Review: How to Say Goodbye in Robot by Natalie Standiford
Rating: 3.5 out of 5
High school senior Beatric Szabo has never really been normal. Her family has moved around so often that she’s never had actual friends, and her own mother often calls her a “Robot Girl.” Then, in Baltimore, she strikes up an odd friendship with Jonah Tate, a quiet, friendless guy in her class who has the unfortunate nickname of “Ghost Boy.” Bea and Jonah strike up an intense friendship, to everyone’s shock. Bea learns about learns about Jonah’s past, and certain events that made him who he is today, but even she cannot comprehend him sometimes, or predict what he had been planning to do for a long time…
This first standalone book by the author of the Dating Game series is odd, but definitely heart-wrenching. With a cast of unusual and quirky characters, it’ll bring out the subconscious desire in all of us to explore all of our eccentricities.
Bea is a wonderful narrator, caught in between troubles at home, the cookie-cutter Barbie girls at school who try to draw her into their folds, and Jonah. She considers herself inhuman, lacking in human emotions—that’s why she calls herself “Robot Girl”—and yet we’re able to empathize with her and still root for her. Jonah may seem like your average high school misfit, the one no one wants to talk to because he’s that antisocial, but somehow we still care about him and want to help him be happier. Standiford creates characters that are flawed but still sympathetic, which never ceases to be an incredible accomplishment.
However, I had some difficulty believing in Bea and Jonah’s relationship. It seemed to me to start really quickly and suddenly transform into an inexplicably intense and life-transforming friendship. Pray, where was the development of the relationship? Why are Bea’s feelings for Jonah so strong when he constantly treats her cruelly? I liked Bea and Jonah at separate characters, but I was never able to figure out how they were supposed to work as a platonic “couple.”
Nevertheless, HOW TO SAY GOODBYE IN ROBOT is a read that will stay with you because of its defiance of conventions in YA lit. It’s not your typical romance, it doesn’t have your usual kinds of characters, and it certainly does not have an ideal ending. And yet it all works. HOW TO SAY GOODBYE IN ROBOT will leave you with your heart clenched and fists pressed against your eyes to prevent the tears from coming out. It is truly original and poignant in all its weirdness.
Jaclyn Moriarty (The Year of Secret Assignments)
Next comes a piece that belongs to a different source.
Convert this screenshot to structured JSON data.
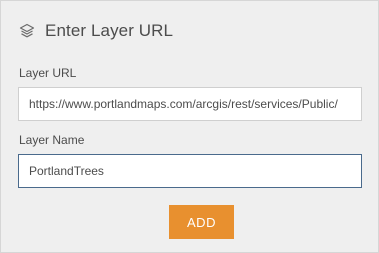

Laura Ruby (Good Girls)
Overall Rating: 3.5 out of 5
Cover discussion: 3 out of 5 - All that pink doesn't really appeal to me, but I saw a finished copy, with a much more muted, matte pink, and it doesn't look that bad! It'll attract the attention of girls, for sure, but I'm afraid a small portion of its ideal audience will miss it for the excessive girliness.
Scholastic / Oct. 1, 2009 / Hardcover / $17.99
Thank you, Scholastic, for sending me a copy for review!